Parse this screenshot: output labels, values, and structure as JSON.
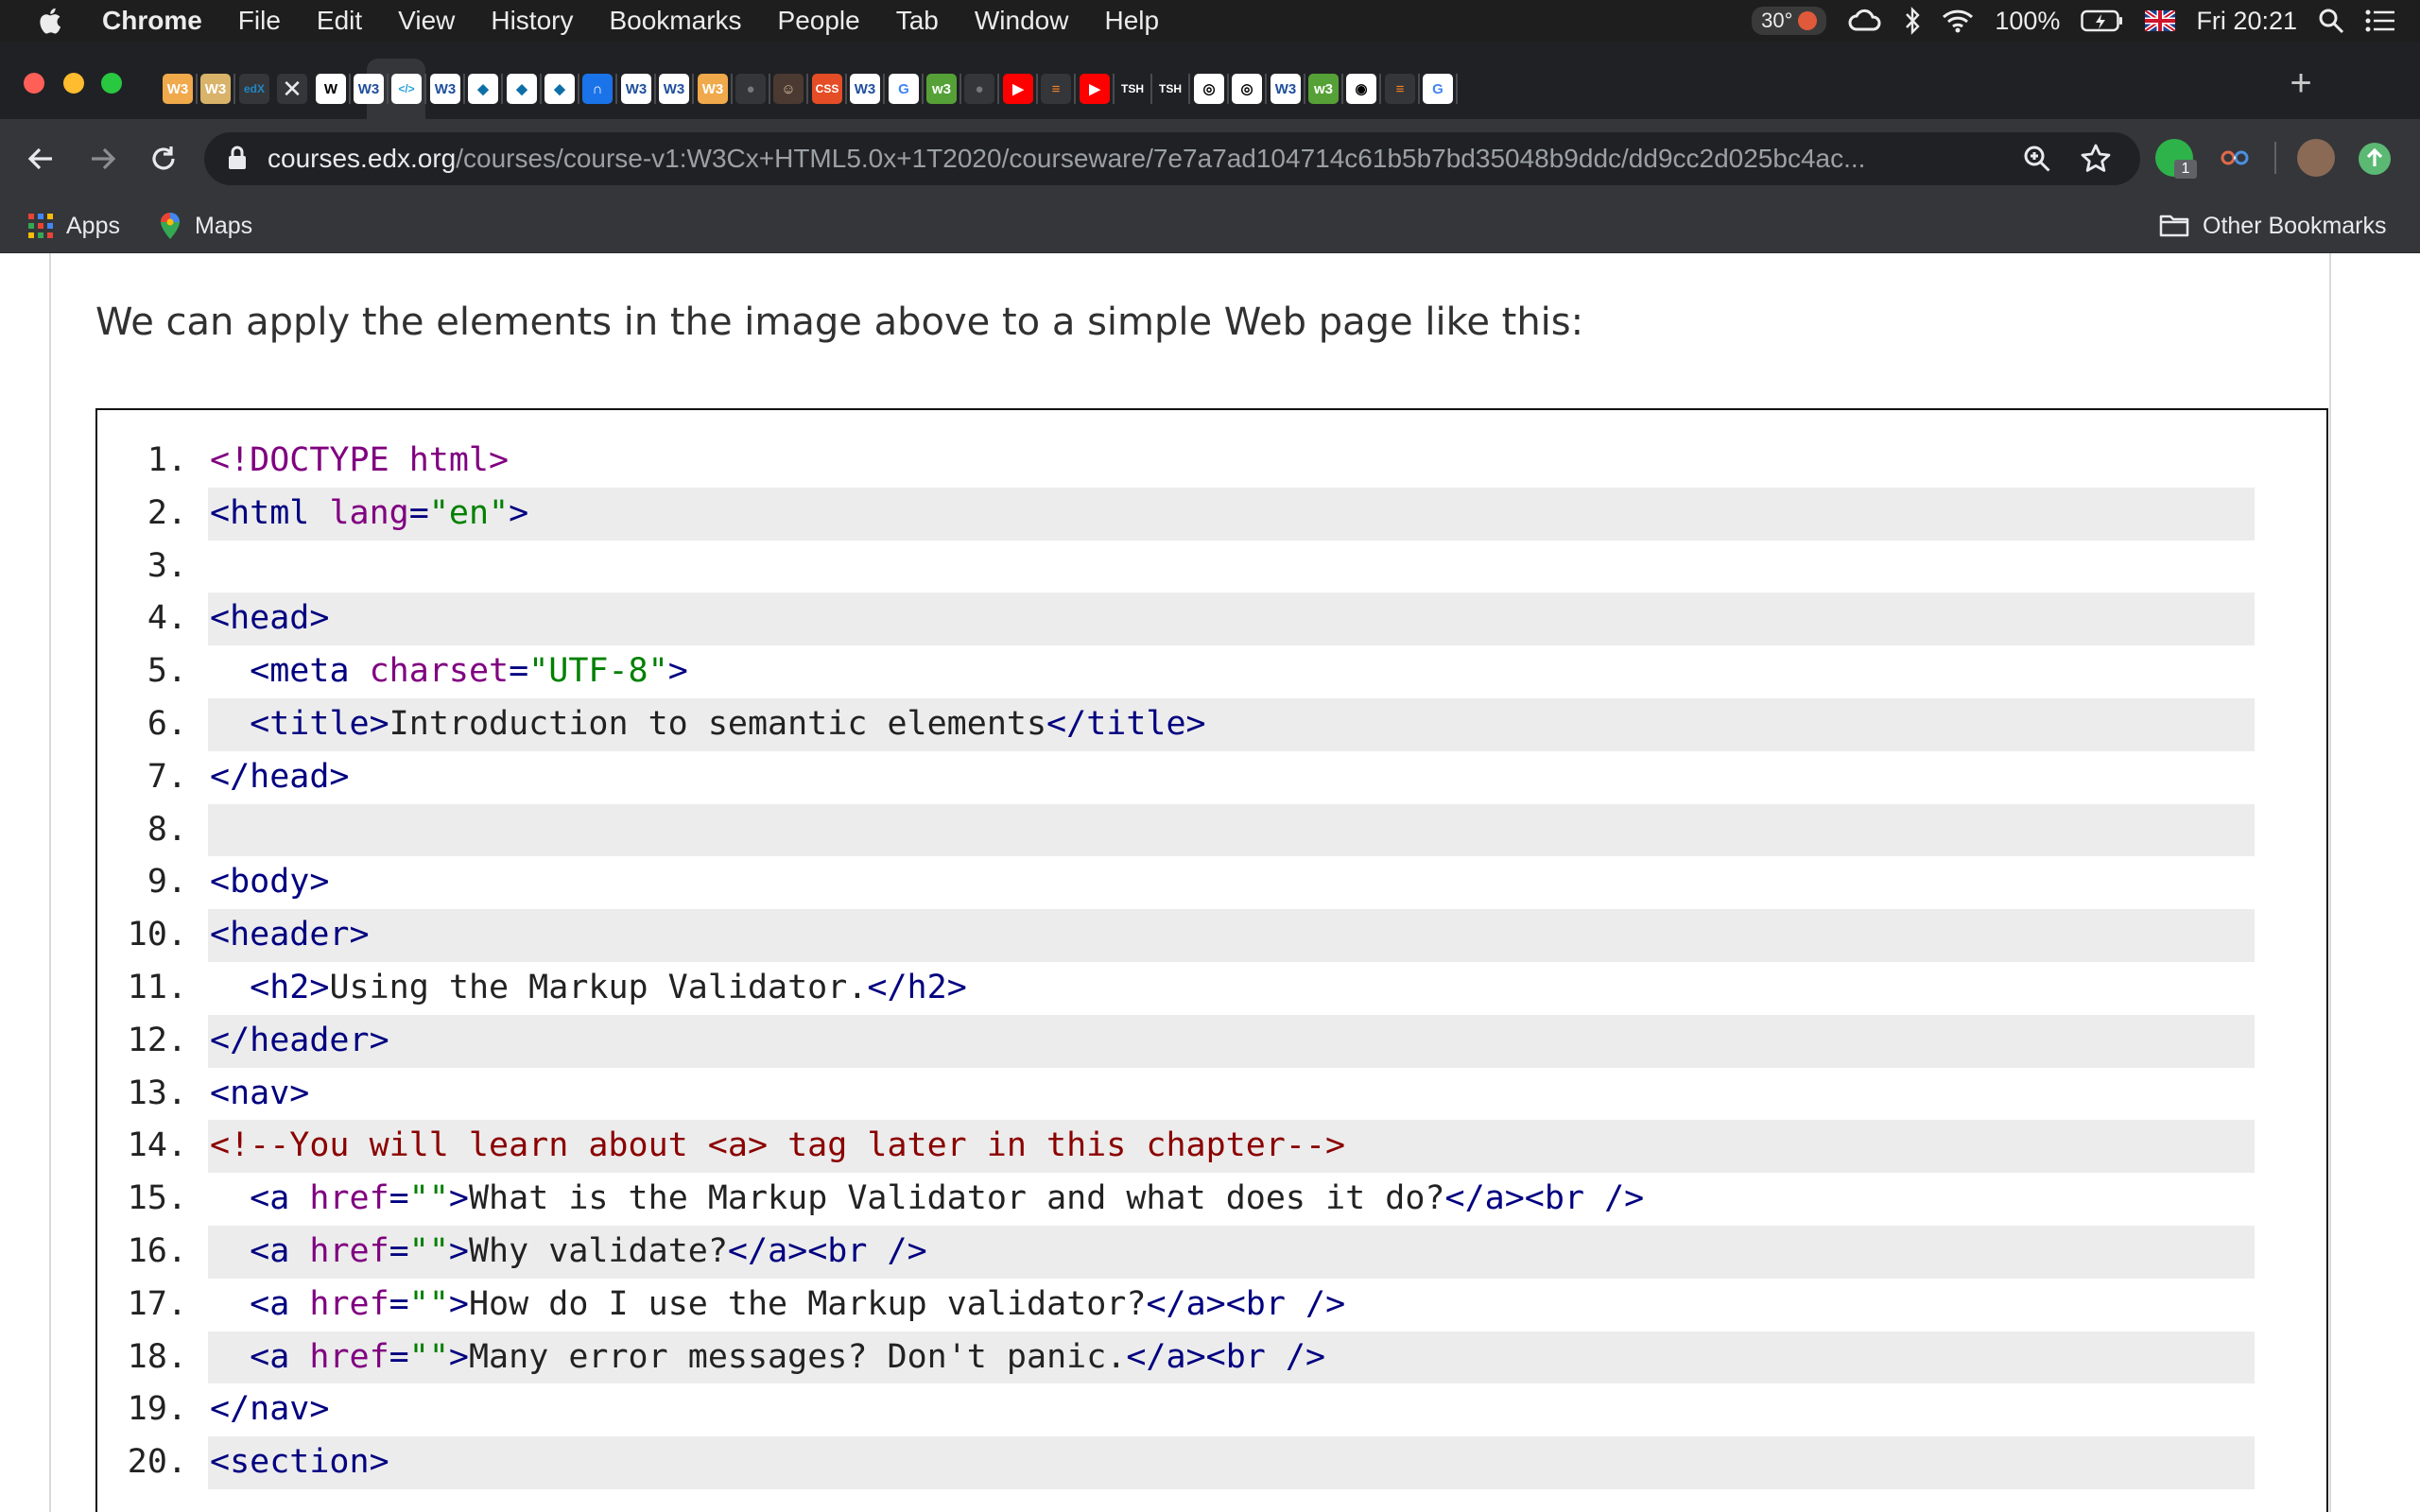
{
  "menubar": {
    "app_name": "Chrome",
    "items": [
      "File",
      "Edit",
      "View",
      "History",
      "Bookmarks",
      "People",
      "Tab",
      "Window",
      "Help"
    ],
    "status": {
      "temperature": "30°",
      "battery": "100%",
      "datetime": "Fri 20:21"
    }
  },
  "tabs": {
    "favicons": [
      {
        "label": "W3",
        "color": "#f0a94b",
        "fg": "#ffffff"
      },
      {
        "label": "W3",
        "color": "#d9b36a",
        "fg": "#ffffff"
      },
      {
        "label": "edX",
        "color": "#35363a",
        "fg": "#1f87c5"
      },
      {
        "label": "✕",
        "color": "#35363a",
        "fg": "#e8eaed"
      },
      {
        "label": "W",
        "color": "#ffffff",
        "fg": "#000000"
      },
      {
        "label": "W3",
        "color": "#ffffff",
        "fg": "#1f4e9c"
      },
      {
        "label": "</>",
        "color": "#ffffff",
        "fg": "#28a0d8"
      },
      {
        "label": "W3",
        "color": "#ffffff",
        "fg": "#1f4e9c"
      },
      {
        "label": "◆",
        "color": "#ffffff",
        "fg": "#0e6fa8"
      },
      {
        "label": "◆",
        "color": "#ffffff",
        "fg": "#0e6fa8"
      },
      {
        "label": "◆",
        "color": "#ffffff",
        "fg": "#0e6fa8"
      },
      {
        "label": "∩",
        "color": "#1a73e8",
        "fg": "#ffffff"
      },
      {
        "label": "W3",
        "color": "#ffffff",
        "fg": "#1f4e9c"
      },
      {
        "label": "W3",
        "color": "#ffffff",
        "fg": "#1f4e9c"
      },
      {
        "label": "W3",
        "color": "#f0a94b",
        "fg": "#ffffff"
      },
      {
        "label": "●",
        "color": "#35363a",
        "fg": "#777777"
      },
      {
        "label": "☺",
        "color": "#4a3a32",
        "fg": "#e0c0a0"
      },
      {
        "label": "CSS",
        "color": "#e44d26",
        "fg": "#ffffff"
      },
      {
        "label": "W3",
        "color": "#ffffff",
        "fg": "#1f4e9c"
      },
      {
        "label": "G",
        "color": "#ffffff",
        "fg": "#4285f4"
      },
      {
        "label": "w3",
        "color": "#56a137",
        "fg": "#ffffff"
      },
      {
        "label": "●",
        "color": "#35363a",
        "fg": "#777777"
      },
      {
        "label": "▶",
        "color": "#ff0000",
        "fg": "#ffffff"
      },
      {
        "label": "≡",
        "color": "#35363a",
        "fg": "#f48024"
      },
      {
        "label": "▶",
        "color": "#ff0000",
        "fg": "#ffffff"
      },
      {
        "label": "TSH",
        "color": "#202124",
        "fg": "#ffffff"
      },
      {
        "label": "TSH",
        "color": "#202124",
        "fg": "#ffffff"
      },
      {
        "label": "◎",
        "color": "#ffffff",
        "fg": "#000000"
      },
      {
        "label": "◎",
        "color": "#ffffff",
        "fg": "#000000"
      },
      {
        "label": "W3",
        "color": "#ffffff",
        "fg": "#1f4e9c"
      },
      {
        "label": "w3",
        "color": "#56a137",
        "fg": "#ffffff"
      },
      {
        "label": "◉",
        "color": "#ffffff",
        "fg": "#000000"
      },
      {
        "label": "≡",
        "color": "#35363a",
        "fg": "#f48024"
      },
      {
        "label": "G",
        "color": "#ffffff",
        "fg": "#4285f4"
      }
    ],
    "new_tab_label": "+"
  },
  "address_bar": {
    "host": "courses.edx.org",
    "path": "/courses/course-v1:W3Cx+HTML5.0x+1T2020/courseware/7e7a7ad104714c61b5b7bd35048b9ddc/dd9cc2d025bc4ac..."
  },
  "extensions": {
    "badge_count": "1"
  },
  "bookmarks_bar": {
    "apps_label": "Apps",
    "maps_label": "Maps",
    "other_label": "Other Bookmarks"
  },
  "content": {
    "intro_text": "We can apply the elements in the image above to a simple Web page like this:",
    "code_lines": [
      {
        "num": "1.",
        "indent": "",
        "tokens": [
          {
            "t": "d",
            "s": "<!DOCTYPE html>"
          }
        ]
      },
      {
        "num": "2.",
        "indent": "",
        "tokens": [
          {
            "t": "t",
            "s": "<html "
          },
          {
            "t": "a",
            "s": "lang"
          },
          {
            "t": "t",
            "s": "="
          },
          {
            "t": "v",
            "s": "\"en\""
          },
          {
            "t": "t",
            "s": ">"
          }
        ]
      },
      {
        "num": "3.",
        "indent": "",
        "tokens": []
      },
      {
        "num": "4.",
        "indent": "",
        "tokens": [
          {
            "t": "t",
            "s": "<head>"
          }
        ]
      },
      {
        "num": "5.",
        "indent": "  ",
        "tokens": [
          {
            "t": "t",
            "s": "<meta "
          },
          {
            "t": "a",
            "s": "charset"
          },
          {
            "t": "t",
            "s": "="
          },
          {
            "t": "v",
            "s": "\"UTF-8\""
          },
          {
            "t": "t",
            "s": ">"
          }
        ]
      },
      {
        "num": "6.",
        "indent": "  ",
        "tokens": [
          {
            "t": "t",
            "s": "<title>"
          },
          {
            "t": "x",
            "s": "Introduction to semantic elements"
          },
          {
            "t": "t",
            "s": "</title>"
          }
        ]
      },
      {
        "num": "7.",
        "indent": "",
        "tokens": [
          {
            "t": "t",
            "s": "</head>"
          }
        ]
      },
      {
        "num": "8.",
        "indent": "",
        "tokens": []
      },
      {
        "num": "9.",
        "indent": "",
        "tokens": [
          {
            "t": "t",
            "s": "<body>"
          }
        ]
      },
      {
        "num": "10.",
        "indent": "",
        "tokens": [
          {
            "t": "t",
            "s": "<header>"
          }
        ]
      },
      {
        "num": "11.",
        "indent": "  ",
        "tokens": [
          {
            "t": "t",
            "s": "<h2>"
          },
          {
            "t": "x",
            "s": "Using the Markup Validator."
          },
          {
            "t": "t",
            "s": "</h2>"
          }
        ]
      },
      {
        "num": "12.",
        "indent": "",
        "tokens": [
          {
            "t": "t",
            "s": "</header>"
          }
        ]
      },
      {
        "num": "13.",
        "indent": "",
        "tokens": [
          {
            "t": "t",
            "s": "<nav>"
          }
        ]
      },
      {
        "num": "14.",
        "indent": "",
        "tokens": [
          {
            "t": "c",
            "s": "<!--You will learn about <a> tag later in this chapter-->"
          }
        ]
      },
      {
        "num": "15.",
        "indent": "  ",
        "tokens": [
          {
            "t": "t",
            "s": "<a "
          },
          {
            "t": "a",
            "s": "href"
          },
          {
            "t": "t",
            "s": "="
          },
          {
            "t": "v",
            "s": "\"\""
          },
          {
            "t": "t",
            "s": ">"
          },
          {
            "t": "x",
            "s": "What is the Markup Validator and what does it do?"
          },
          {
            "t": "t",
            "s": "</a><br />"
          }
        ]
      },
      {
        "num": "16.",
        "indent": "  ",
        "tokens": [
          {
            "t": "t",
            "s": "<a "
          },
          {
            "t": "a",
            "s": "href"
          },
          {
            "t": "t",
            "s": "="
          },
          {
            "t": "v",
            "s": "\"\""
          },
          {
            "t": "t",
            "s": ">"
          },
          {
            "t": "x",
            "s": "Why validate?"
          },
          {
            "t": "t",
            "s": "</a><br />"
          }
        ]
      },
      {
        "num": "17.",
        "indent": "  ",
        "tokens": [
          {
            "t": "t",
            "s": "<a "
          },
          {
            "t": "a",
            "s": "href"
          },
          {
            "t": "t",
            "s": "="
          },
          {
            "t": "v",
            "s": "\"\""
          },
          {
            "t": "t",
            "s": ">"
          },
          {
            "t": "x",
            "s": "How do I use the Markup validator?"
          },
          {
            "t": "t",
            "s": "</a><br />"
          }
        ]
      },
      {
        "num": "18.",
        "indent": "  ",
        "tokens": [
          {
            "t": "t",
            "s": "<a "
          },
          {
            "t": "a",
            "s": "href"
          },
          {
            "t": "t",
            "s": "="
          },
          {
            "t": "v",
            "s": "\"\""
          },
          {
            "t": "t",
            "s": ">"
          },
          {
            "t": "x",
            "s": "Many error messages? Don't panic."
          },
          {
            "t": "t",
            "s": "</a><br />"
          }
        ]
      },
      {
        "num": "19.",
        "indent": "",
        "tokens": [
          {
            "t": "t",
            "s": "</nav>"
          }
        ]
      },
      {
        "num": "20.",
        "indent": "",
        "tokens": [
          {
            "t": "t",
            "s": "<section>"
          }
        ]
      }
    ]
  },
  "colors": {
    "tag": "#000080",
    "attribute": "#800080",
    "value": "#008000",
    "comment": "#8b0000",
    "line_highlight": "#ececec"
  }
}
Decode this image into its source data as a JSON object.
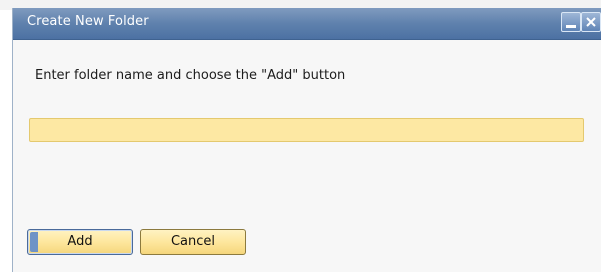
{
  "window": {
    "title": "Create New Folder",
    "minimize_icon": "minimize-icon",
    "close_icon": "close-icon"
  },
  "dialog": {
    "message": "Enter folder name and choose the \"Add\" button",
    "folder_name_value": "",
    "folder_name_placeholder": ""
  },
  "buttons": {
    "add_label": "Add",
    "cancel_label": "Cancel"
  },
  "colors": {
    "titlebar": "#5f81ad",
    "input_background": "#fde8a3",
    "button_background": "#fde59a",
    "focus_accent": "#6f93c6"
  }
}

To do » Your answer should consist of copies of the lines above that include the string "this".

Solution to the exercise »
Parse this screenshot: output labels, values, and structure as JSON.
    "intro_text": "We can apply the elements in the image above to a simple Web page like this:",
            "s": "<!--You will learn about <a> tag later in this chapter-->"
Decode this image into its source data as a JSON object.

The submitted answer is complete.